» **Problem to work on**: In the records, find every line with the word "JSON" and copy it out.

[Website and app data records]
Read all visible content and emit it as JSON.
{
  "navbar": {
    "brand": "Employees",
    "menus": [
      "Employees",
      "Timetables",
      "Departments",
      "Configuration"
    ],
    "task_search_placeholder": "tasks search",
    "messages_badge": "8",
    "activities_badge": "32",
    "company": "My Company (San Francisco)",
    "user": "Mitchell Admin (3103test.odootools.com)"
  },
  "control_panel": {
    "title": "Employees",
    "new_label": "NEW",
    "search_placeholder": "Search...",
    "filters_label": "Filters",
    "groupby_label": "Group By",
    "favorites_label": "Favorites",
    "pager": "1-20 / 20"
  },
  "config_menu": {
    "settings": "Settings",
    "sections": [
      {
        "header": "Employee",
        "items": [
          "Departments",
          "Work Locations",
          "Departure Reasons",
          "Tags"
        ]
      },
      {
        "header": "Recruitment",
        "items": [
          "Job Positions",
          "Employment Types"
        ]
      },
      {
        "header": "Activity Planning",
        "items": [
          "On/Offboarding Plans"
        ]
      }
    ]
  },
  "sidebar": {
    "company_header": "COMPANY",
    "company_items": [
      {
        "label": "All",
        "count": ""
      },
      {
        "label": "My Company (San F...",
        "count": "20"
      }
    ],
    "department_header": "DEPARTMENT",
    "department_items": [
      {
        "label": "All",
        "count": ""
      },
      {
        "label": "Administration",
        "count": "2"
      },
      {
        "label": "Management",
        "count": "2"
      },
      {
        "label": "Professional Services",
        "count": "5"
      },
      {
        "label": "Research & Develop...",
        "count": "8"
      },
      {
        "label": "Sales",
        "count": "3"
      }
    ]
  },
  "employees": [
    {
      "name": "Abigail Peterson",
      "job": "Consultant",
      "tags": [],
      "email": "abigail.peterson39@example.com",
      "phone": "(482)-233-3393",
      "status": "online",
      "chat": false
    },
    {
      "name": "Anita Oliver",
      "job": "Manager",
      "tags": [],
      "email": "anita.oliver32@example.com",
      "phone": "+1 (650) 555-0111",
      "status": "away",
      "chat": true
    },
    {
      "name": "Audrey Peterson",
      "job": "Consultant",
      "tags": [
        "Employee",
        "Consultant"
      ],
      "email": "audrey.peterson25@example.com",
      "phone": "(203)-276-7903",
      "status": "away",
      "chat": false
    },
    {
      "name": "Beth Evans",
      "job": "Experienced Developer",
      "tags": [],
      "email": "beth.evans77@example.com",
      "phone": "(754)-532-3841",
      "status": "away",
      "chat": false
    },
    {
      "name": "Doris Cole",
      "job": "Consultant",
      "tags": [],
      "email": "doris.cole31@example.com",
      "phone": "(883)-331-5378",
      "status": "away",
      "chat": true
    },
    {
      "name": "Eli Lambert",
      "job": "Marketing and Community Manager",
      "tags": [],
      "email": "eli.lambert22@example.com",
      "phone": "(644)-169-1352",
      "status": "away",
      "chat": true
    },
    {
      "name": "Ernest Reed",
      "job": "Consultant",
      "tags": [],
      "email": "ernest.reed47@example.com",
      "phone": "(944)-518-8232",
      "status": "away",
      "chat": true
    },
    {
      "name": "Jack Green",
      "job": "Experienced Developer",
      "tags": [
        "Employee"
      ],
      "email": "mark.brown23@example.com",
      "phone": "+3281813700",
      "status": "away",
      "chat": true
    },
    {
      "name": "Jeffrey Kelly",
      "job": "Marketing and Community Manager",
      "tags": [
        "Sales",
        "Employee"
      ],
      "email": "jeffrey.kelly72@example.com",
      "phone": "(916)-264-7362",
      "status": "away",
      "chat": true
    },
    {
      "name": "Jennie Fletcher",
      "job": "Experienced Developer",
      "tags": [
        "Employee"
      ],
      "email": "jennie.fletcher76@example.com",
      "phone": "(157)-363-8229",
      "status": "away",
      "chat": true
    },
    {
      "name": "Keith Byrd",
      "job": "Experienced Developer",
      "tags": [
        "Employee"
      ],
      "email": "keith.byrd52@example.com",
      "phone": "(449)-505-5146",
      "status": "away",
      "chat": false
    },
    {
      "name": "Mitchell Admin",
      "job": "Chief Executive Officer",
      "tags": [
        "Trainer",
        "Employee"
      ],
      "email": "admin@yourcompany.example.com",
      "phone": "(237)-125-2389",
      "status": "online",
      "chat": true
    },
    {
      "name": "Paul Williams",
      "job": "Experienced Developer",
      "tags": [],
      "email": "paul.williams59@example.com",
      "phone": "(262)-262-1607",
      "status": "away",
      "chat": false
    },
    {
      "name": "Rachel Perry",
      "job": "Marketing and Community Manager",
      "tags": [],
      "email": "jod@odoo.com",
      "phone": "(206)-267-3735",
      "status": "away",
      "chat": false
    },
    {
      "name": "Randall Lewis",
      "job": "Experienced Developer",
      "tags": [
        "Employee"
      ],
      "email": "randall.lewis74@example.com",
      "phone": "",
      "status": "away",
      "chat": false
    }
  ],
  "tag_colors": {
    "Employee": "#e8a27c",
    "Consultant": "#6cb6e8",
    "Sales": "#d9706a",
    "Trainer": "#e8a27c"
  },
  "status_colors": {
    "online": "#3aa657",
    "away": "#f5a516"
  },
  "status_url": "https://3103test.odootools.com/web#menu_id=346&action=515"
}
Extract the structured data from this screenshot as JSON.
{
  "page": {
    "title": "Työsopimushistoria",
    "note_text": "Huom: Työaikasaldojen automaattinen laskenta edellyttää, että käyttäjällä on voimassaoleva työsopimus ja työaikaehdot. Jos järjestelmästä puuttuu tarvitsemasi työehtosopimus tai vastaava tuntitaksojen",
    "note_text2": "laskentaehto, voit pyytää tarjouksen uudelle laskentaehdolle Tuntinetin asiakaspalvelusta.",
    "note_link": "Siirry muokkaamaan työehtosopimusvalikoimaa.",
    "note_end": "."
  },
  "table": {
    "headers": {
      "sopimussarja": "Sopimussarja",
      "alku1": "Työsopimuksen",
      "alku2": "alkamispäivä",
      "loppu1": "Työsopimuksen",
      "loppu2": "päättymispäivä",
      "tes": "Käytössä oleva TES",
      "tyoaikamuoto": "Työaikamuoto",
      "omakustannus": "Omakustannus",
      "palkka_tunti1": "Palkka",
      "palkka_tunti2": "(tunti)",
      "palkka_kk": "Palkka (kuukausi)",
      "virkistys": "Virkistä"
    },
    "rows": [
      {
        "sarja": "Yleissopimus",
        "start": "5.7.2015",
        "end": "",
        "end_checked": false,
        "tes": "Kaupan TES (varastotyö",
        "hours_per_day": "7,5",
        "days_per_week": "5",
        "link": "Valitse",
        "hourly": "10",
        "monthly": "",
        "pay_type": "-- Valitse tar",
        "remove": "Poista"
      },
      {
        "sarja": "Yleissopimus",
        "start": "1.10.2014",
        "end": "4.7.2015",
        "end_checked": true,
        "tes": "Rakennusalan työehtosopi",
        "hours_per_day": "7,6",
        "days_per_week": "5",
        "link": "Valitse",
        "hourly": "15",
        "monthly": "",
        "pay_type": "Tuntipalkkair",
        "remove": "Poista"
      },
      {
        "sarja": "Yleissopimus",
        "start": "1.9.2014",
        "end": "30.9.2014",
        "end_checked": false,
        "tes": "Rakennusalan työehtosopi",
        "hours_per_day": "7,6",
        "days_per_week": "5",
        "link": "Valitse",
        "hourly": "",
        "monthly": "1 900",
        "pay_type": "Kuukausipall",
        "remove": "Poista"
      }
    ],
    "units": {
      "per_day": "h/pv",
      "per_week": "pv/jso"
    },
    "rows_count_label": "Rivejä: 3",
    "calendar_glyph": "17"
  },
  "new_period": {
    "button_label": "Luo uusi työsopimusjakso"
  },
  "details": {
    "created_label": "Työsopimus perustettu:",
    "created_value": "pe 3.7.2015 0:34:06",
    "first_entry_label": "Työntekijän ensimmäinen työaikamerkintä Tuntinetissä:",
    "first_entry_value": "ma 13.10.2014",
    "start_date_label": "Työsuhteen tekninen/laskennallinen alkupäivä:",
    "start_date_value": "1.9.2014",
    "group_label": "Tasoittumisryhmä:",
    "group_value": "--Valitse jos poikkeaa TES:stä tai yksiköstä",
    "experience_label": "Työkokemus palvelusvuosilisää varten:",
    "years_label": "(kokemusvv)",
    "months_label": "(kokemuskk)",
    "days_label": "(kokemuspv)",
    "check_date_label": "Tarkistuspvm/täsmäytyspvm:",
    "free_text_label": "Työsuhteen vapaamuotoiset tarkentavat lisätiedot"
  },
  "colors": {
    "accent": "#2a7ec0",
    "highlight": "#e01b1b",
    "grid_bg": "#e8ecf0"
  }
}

» **Result**:
Read all visible content and emit it as JSON.
Extract the structured data from this screenshot as JSON.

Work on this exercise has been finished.